What if we adopted the attitude of loving everyone a great deal? As Scripture says, "Love the Lord your God with all your heart, your mind and all your strength" (paraphrase of Deuteronomy 6:4). And yet Jesus also added the words, "The second is like it: 'You shall love your neighbor as yourself'" (Matthew 22:39, Jesus uses Leviticus 19:18 to stress the same love we love God with towards our neighbors).
In this sense Tyre was doomed because they didn't love others or God with the same respect. It's that same reason God gave such a pronouncement against the king of Tyre. And in that same breath, if the king isn't showing any kind of gratitude, more than likely neither are the people. So, what can we do? It says a great deal when we start wrapping things up here that we can suffice it to say pride and arrogance lead to a fall. We can also say we should love as much as to what we've been forgiven much for. God's forgiven me for my sins, as many as they are to proclaim His word, and as such my desire is to speak words of love and truth to all so that the glory of Jesus Christ be revealed.
Therefore, it stands to reason that what we can do is to look at ourselves in the light and love of God's revealing love. He shows us our sinfulness, and calls us out on it so He can restore us. And He does this in an amazing way. He takes us into places where we can see things as they should be: we go into a desert because, in a sense we're already dry. But also God allows us a desert experience to show us something more, something as significant as this, "Look, I am about to do something new; even now it is coming. Do you not see it? Indeed, I will make a way in the wilderness, rivers in the desert" (Isaiah 43:19, Holman Christian Standard). He takes us into the desert to give us His Spirit. This verse was fulfilled in Jesus' time and is still given as a promise even today.
What we see as barren and fruitless in our lives is God's way of saying, "Dear one, you are spiritually dead. Let me allow you this time, this place, to do something amazing within you if you allow me. Let me give you my Spirit, which will quicken and make you alive; to restore and revitalize you." It's His work within us that tells us and others He has richly and lavishly loved us so we can forgive one another of each and every debt we have against one another. Much more than that we have access to a Heavenly Father, who through the Son gave us His life so we can have it abundantly. He went to the cross so we can partake in the same life with which Jesus came out of the grave with.
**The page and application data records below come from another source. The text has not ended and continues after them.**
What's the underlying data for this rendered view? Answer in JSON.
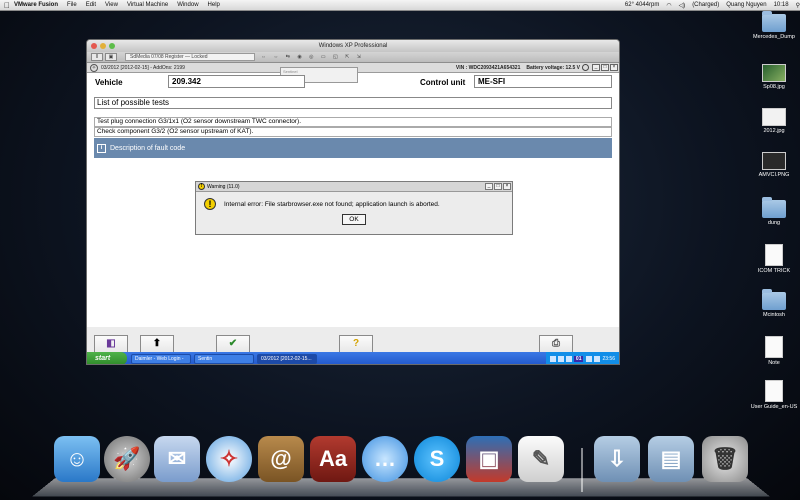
{
  "menubar": {
    "apple": "",
    "items": [
      "VMware Fusion",
      "File",
      "Edit",
      "View",
      "Virtual Machine",
      "Window",
      "Help"
    ],
    "status": {
      "temp": "62° 4044rpm",
      "charge": "(Charged)",
      "user": "Quang Nguyen",
      "time": "10:18"
    }
  },
  "desktop_icons": [
    {
      "label": "Mercedes_Dump",
      "kind": "folder-doc"
    },
    {
      "label": "Sp08.jpg",
      "kind": "thumb-green"
    },
    {
      "label": "2012.jpg",
      "kind": "thumb-white"
    },
    {
      "label": "AMVCI.PNG",
      "kind": "thumb-dark"
    },
    {
      "label": "dung",
      "kind": "folder"
    },
    {
      "label": "ICOM TRICK",
      "kind": "doc"
    },
    {
      "label": "Mcintosh",
      "kind": "folder"
    },
    {
      "label": "Note",
      "kind": "doc"
    },
    {
      "label": "User Guide_en-US",
      "kind": "doc"
    }
  ],
  "vm_window": {
    "title": "Windows XP Professional",
    "toolbar_tab": "SdMedia 07/08 Register — Locked"
  },
  "app": {
    "header_version": "03/2012 [2012-02-15] - AddOns: 2199",
    "vin": "VIN : WDC2093421A654321",
    "battery": "Battery voltage: 12.5 V",
    "sentinel_title": "Sentinel",
    "vehicle_label": "Vehicle",
    "vehicle_value": "209.342",
    "control_unit_label": "Control unit",
    "control_unit_value": "ME-SFI",
    "list_title": "List of possible tests",
    "tests": [
      "Test plug connection G3/1x1 (O2 sensor downstream TWC connector).",
      "Check component G3/2 (O2 sensor upstream of KAT)."
    ],
    "description_bar": "Description of fault code",
    "fkeys": [
      {
        "key": "ESC",
        "icon": "exit-icon"
      },
      {
        "key": "F1",
        "icon": "arrow-up-icon"
      },
      {
        "key": "F3",
        "icon": "checkmark-icon"
      },
      {
        "key": "F6",
        "icon": "help-icon"
      },
      {
        "key": "F11",
        "icon": "printer-icon"
      }
    ]
  },
  "dialog": {
    "title": "Warning   (11.0)",
    "message": "Internal error: File starbrowser.exe not found; application launch is aborted.",
    "ok_label": "OK"
  },
  "taskbar": {
    "start": "start",
    "tasks": [
      "Daimler - Web Login -",
      "Sentin",
      "03/2012 [2012-02-15..."
    ],
    "tray_badge": "01",
    "clock": "23:56"
  },
  "dock": [
    "Finder",
    "Launchpad",
    "Mail",
    "Safari",
    "Address Book",
    "Dictionary",
    "Messages",
    "Skype",
    "VMware Fusion",
    "TextEdit",
    "Downloads",
    "Documents",
    "Trash"
  ]
}
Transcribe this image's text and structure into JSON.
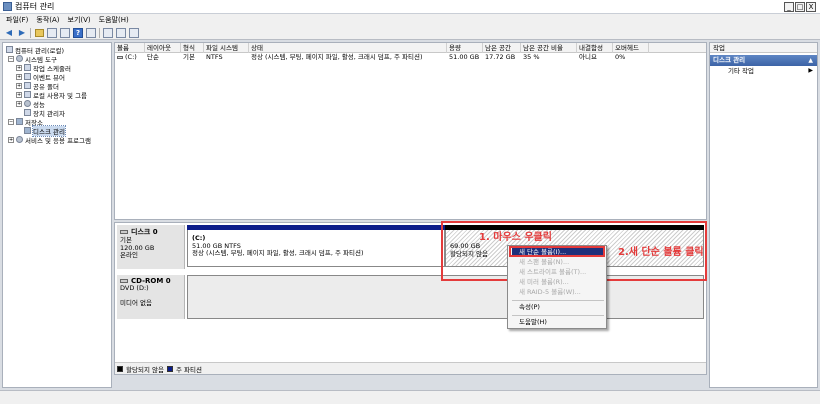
{
  "window": {
    "title": "컴퓨터 관리",
    "buttons": [
      "_",
      "□",
      "X"
    ]
  },
  "menu": [
    "파일(F)",
    "동작(A)",
    "보기(V)",
    "도움말(H)"
  ],
  "toolbar": {
    "icons": [
      "back-arrow-icon",
      "forward-arrow-icon",
      "up-folder-icon",
      "show-hide-tree-icon",
      "properties-icon",
      "help-icon",
      "refresh-icon",
      "export-icon",
      "tile-icon"
    ]
  },
  "tree": {
    "items": [
      {
        "label": "컴퓨터 관리(로컬)"
      },
      {
        "label": "시스템 도구"
      },
      {
        "label": "작업 스케줄러"
      },
      {
        "label": "이벤트 뷰어"
      },
      {
        "label": "공유 폴더"
      },
      {
        "label": "로컬 사용자 및 그룹"
      },
      {
        "label": "성능"
      },
      {
        "label": "장치 관리자"
      },
      {
        "label": "저장소"
      },
      {
        "label": "디스크 관리"
      },
      {
        "label": "서비스 및 응용 프로그램"
      }
    ]
  },
  "volumes": {
    "headers": [
      "볼륨",
      "레이아웃",
      "형식",
      "파일 시스템",
      "상태",
      "용량",
      "남은 공간",
      "남은 공간 비율",
      "내결함성",
      "오버헤드"
    ],
    "rows": [
      [
        "(C:)",
        "단순",
        "기본",
        "NTFS",
        "정상 (시스템, 부팅, 페이지 파일, 활성, 크래시 덤프, 주 파티션)",
        "51.00 GB",
        "17.72 GB",
        "35 %",
        "아니요",
        "0%"
      ]
    ]
  },
  "disks": [
    {
      "name": "디스크 0",
      "type": "기본",
      "size": "120.00 GB",
      "status": "온라인",
      "partitions": [
        {
          "name": "(C:)",
          "size": "51.00 GB NTFS",
          "status": "정상 (시스템, 부팅, 페이지 파일, 활성, 크래시 덤프, 주 파티션)"
        },
        {
          "name": "",
          "size": "69.00 GB",
          "status": "할당되지 않음"
        }
      ]
    },
    {
      "name": "CD-ROM 0",
      "type": "DVD (D:)",
      "status": "미디어 없음"
    }
  ],
  "legend": {
    "unallocated": "할당되지 않음",
    "primary": "주 파티션",
    "unallocated_color": "#000000",
    "primary_color": "#0b1c8a"
  },
  "actions": {
    "header": "작업",
    "selected": "디스크 관리",
    "items": [
      "기타 작업"
    ]
  },
  "context_menu": {
    "items": [
      {
        "label": "새 단순 볼륨(I)...",
        "state": "highlighted"
      },
      {
        "label": "새 스팬 볼륨(N)...",
        "state": "disabled"
      },
      {
        "label": "새 스트라이프 볼륨(T)...",
        "state": "disabled"
      },
      {
        "label": "새 미러 볼륨(R)...",
        "state": "disabled"
      },
      {
        "label": "새 RAID-5 볼륨(W)...",
        "state": "disabled"
      },
      {
        "label": "속성(P)",
        "state": "enabled"
      },
      {
        "label": "도움말(H)",
        "state": "enabled"
      }
    ]
  },
  "annotations": {
    "step1": "1. 마우스 우클릭",
    "step2": "2.새 단순 볼륨 클릭",
    "color": "#e43b3b"
  }
}
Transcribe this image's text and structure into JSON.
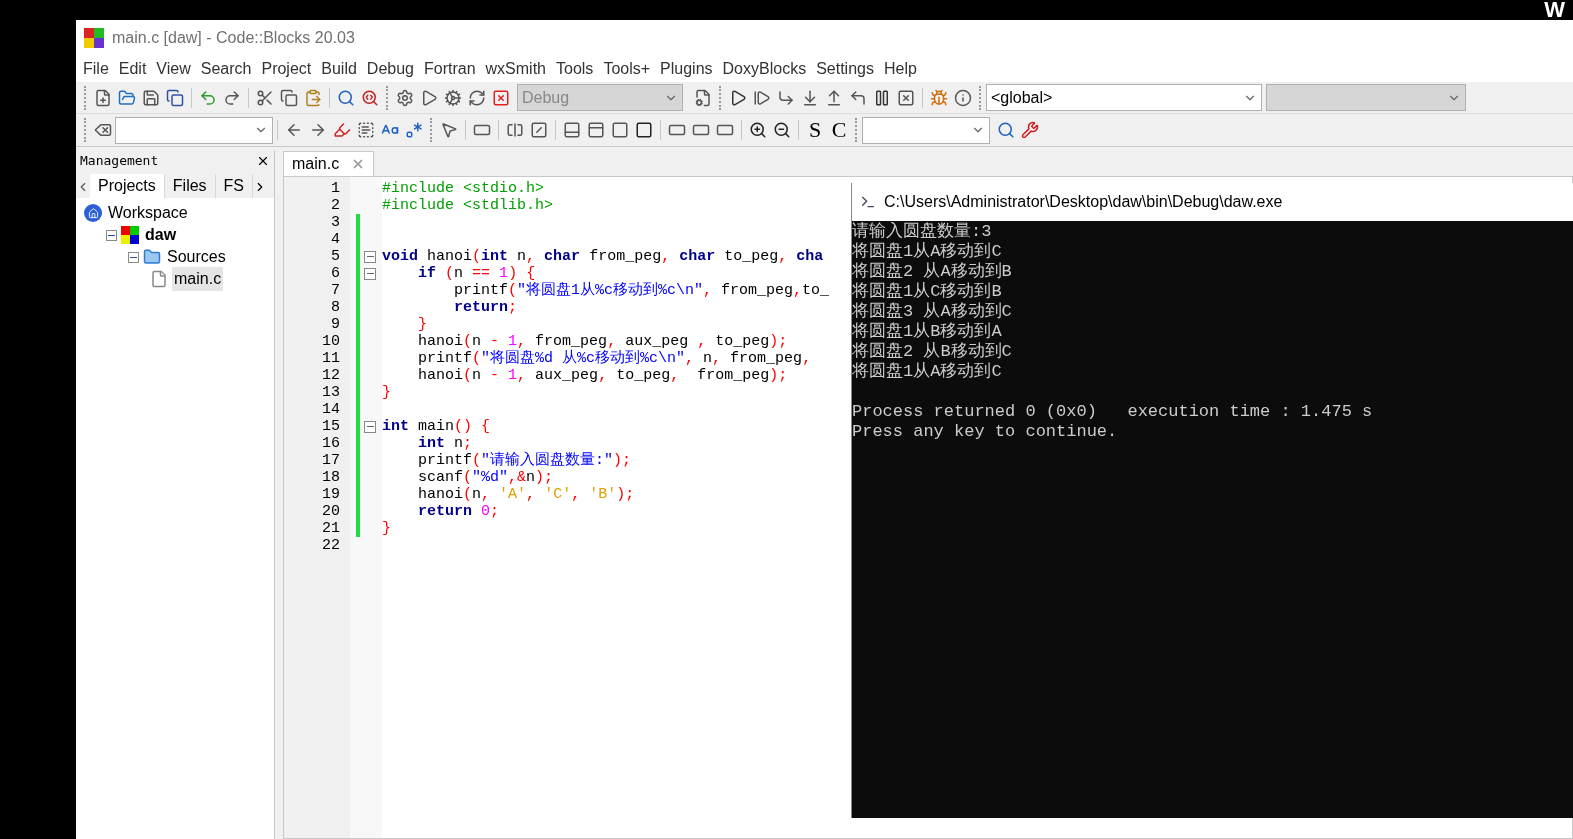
{
  "desktop": {
    "corner_text": "W"
  },
  "window": {
    "title": "main.c [daw] - Code::Blocks 20.03"
  },
  "menu": [
    "File",
    "Edit",
    "View",
    "Search",
    "Project",
    "Build",
    "Debug",
    "Fortran",
    "wxSmith",
    "Tools",
    "Tools+",
    "Plugins",
    "DoxyBlocks",
    "Settings",
    "Help"
  ],
  "toolbar": {
    "build_target": "Debug",
    "scope": "<global>",
    "text_buttons": [
      "S",
      "C"
    ]
  },
  "management": {
    "title": "Management",
    "tabs": [
      {
        "label": "Projects",
        "selected": true
      },
      {
        "label": "Files",
        "selected": false
      },
      {
        "label": "FS",
        "selected": false
      }
    ],
    "tree": [
      {
        "label": "Workspace",
        "kind": "workspace",
        "selected": false,
        "children": [
          {
            "label": "daw",
            "kind": "project",
            "active": true,
            "selected": false,
            "expanded": true,
            "children": [
              {
                "label": "Sources",
                "kind": "folder",
                "selected": false,
                "expanded": true,
                "children": [
                  {
                    "label": "main.c",
                    "kind": "file",
                    "selected": true
                  }
                ]
              }
            ]
          }
        ]
      }
    ]
  },
  "editor": {
    "tabs": [
      {
        "label": "main.c",
        "selected": true
      }
    ],
    "lines": [
      {
        "number": "1",
        "changed": false,
        "fold_start": false,
        "text": "#include <stdio.h>"
      },
      {
        "number": "2",
        "changed": false,
        "fold_start": false,
        "text": "#include <stdlib.h>"
      },
      {
        "number": "3",
        "changed": true,
        "fold_start": false
      },
      {
        "number": "4",
        "changed": true,
        "fold_start": false
      },
      {
        "number": "5",
        "changed": true,
        "fold_start": true,
        "text": "**void** hanoi(**int** n, **char** from_peg, **char** to_peg, **cha**"
      },
      {
        "number": "6",
        "changed": true,
        "fold_start": true,
        "text": "    **if** (n == 1) {"
      },
      {
        "number": "7",
        "changed": true,
        "fold_start": false,
        "text": "        printf(\"将圆盘1从%c移动到%c\\n\", from_peg,to_"
      },
      {
        "number": "8",
        "changed": true,
        "fold_start": false,
        "text": "        **return**;"
      },
      {
        "number": "9",
        "changed": true,
        "fold_start": false,
        "text": "    }"
      },
      {
        "number": "10",
        "changed": true,
        "fold_start": false,
        "text": "    hanoi(n - 1, from_peg, aux_peg , to_peg);"
      },
      {
        "number": "11",
        "changed": true,
        "fold_start": false,
        "text": "    printf(\"将圆盘%d 从%c移动到%c\\n\", n, from_peg,"
      },
      {
        "number": "12",
        "changed": true,
        "fold_start": false,
        "text": "    hanoi(n - 1, aux_peg, to_peg,  from_peg);"
      },
      {
        "number": "13",
        "changed": true,
        "fold_start": false,
        "text": "}"
      },
      {
        "number": "14",
        "changed": true,
        "fold_start": false
      },
      {
        "number": "15",
        "changed": true,
        "fold_start": true,
        "text": "**int** main() {"
      },
      {
        "number": "16",
        "changed": true,
        "fold_start": false,
        "text": "    **int** n;"
      },
      {
        "number": "17",
        "changed": true,
        "fold_start": false,
        "text": "    printf(\"请输入圆盘数量:\");"
      },
      {
        "number": "18",
        "changed": true,
        "fold_start": false,
        "text": "    scanf(\"%d\",&n);"
      },
      {
        "number": "19",
        "changed": true,
        "fold_start": false,
        "text": "    hanoi(n, 'A', 'C', 'B');"
      },
      {
        "number": "20",
        "changed": true,
        "fold_start": false,
        "text": "    **return** 0;"
      },
      {
        "number": "21",
        "changed": true,
        "fold_start": false,
        "text": "}"
      },
      {
        "number": "22",
        "changed": false,
        "fold_start": false
      }
    ]
  },
  "console": {
    "title": "C:\\Users\\Administrator\\Desktop\\daw\\bin\\Debug\\daw.exe",
    "lines": [
      "请输入圆盘数量:3",
      "将圆盘1从A移动到C",
      "将圆盘2 从A移动到B",
      "将圆盘1从C移动到B",
      "将圆盘3 从A移动到C",
      "将圆盘1从B移动到A",
      "将圆盘2 从B移动到C",
      "将圆盘1从A移动到C"
    ],
    "footer": [
      "Process returned 0 (0x0)   execution time : 1.475 s",
      "Press any key to continue."
    ]
  }
}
Where it seems death resides, life abounds in and with God. Do you see it? Do you want more of it? Lay down that sickness of arrogance and pride and allow God to greatly love you. I pray this in Jesus Christ's holy and precious name, Amen.